Arizona Revised Statute 36-2154 allows Arizona pharmacists explicitly to refuse to fill scripts due to their own religious or moral beliefs, but only for abortion and contraceptive-type drugs, and it enables pharmacists to turn customers away without critical protections for patients, such as requirements to refer or transfer prescriptions to a pharmacist who will fill them.
A Fountain Hills transgender woman, Hilde Hall, was recently denied a hormone script which was necessary for her continued treatment, and sadly this is just another instance of discrimination against a transgender woman.
In my research, I quickly found a dozen reports of women being denied prescriptions for birth control or emergency contraception because the law says pharmacists can refuse to fill scripts with which they are uncomfortable based on moral or religious reasons – but only in relation to abortion or preventing the fertilization of an ovum. Hilde Hall was not trying to prevent a pregnancy, and ARS 36-2154 should not have been invoked to protect any of the pharmacists who rudely refused to do their jobs for these women.
The law does not require the pharmacist to be in the bedroom when the couple’s preferred contraception method fails, nor allow them to know when the prescription might be for a survivor of rape, as well it shouldn’t. In at least one case the couple had been told their wanted pregnancy was not viable, meaning the baby had died inside, but the mother’s body still thought she was pregnant. The mother can wait for a natural miscarriage, take medication to induce a miscarriage or have a D & C surgical procedure. I have friends who’ve experienced a missed-miscarriage, and I would wish that emotional pain on no one.
Arizona laws should not allow a pharmacist’s personal opinions to dictate which scripts he will or will not fill, over-ruling a physician only to devastate grieving women further, or impede the ongoing process of a transgender woman in completing her transition.
ARS 36-2154 states that pharmacists have the: “Right to refuse to participate in abortion; abortion medication or emergency contraception.”
Right to refuse to participate in abortion; abortion medication or emergency contraception
B. A pharmacy, hospital or health professional, or any employee of a pharmacy, hospital or health professional, who states in writing an objection to abortion, abortion medication, emergency contraception or any medication or device intended to inhibit or prevent implantation of a fertilized ovum on moral or religious grounds is not required to facilitate or participate in the provision of an abortion, abortion medication, emergency contraception or any medication or device intended to inhibit or prevent implantation of a fertilized ovum.
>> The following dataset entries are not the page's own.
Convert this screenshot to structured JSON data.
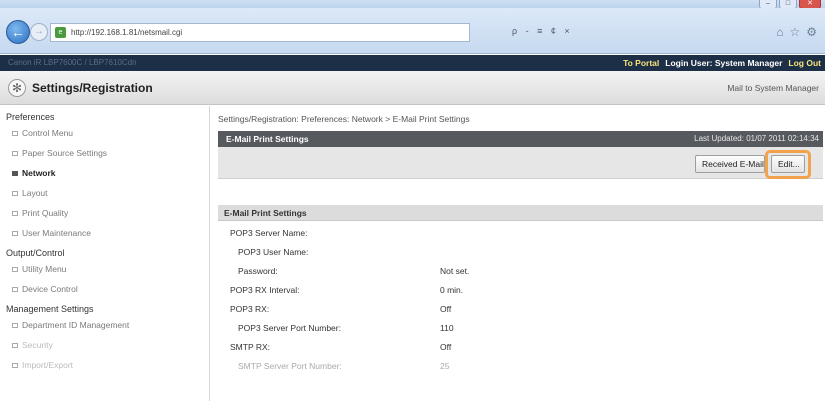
{
  "browser": {
    "url": "http://192.168.1.81/netsmail.cgi",
    "search_tools": "ρ - ≡ ¢ ×"
  },
  "header": {
    "faint_text": "Canon iR        LBP7600C / LBP7610Cdn",
    "to_portal": "To Portal",
    "login_user": "Login User: System Manager",
    "logout": "Log Out"
  },
  "title": {
    "page_title": "Settings/Registration",
    "mail_link": "Mail to System Manager"
  },
  "sidebar": {
    "groups": [
      {
        "label": "Preferences",
        "items": [
          {
            "label": "Control Menu"
          },
          {
            "label": "Paper Source Settings"
          },
          {
            "label": "Network"
          },
          {
            "label": "Layout"
          },
          {
            "label": "Print Quality"
          },
          {
            "label": "User Maintenance"
          }
        ]
      },
      {
        "label": "Output/Control",
        "items": [
          {
            "label": "Utility Menu"
          },
          {
            "label": "Device Control"
          }
        ]
      },
      {
        "label": "Management Settings",
        "items": [
          {
            "label": "Department ID Management"
          },
          {
            "label": "Security"
          },
          {
            "label": "Import/Export"
          }
        ]
      }
    ]
  },
  "main": {
    "breadcrumb": "Settings/Registration: Preferences: Network > E-Mail Print Settings",
    "panel_title": "E-Mail Print Settings",
    "last_updated": "Last Updated: 01/07 2011 02:14:34",
    "received_button": "Received E-Mail",
    "edit_button": "Edit...",
    "section_title": "E-Mail Print Settings",
    "rows": [
      {
        "label": "POP3 Server Name:",
        "value": ""
      },
      {
        "label": "POP3 User Name:",
        "value": ""
      },
      {
        "label": "Password:",
        "value": "Not set."
      },
      {
        "label": "POP3 RX Interval:",
        "value": "0 min."
      },
      {
        "label": "POP3 RX:",
        "value": "Off"
      },
      {
        "label": "POP3 Server Port Number:",
        "value": "110"
      },
      {
        "label": "SMTP RX:",
        "value": "Off"
      },
      {
        "label": "SMTP Server Port Number:",
        "value": "25"
      }
    ]
  },
  "colors": {
    "header_bg": "#1d2f47",
    "panel_head_bg": "#56595d",
    "highlight": "#f2a24a",
    "link_yellow": "#f7e27c"
  }
}
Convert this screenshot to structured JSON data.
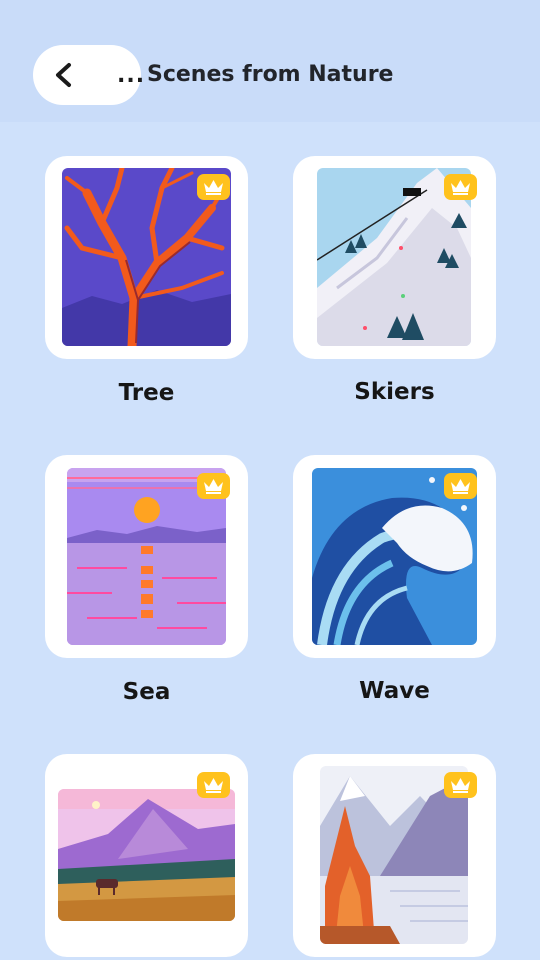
{
  "header": {
    "back_ellipsis": "...",
    "title": "Scenes from Nature",
    "background": "#c9dcf9"
  },
  "colors": {
    "page_background": "#cfe1fb",
    "card_background": "#ffffff",
    "premium_badge": "#ffc21d"
  },
  "icons": {
    "back": "chevron-left-icon",
    "premium": "crown-icon"
  },
  "grid": {
    "items": [
      {
        "label": "Tree",
        "premium": true
      },
      {
        "label": "Skiers",
        "premium": true
      },
      {
        "label": "Sea",
        "premium": true
      },
      {
        "label": "Wave",
        "premium": true
      },
      {
        "label": "",
        "premium": true
      },
      {
        "label": "",
        "premium": true
      }
    ]
  }
}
The pharmacy, hospital or health professional, or an employee of the pharmacy, hospital or health professional, shall return to the patient the patient’s written prescription order
This law is a bad law and must be changed.
In all my research I could find only one incident of a pharmacist refusing to fill a man’s Viagra script, not because the patient might help get a woman pregnant who did not want to get pregnant; it was because it may interfere with the patient’s many heart medications which he was filling at the same time.
The National Women’s Law Center reports that a woman who wants only two children must use contraception for roughly three decades of her life. The Center states that women also rely on prescription contraceptives for a range of other medical purposes such as regulation of cycles and endometriosis.
Arizona should have anti-discrimination laws in place so that every citizen can get the health care and medications they need promptly. Quality health care is a fundamental human right, and nobody should be denied services based on who they are, nor based on a pharmacist’s personal opinions. A pharmacist has a job to do; he is a pharmacist. He is not a doctor, and he is not a moral compass for a drugstore’s customers. If he finds it that difficult to do his job, maybe he should get a job at a church or in another line of work.
I vow to follow in the footsteps of State Senator Katie Hobbs and fight ARS 36-2154, which openly invites discrimination against women when I am elected your State Senator.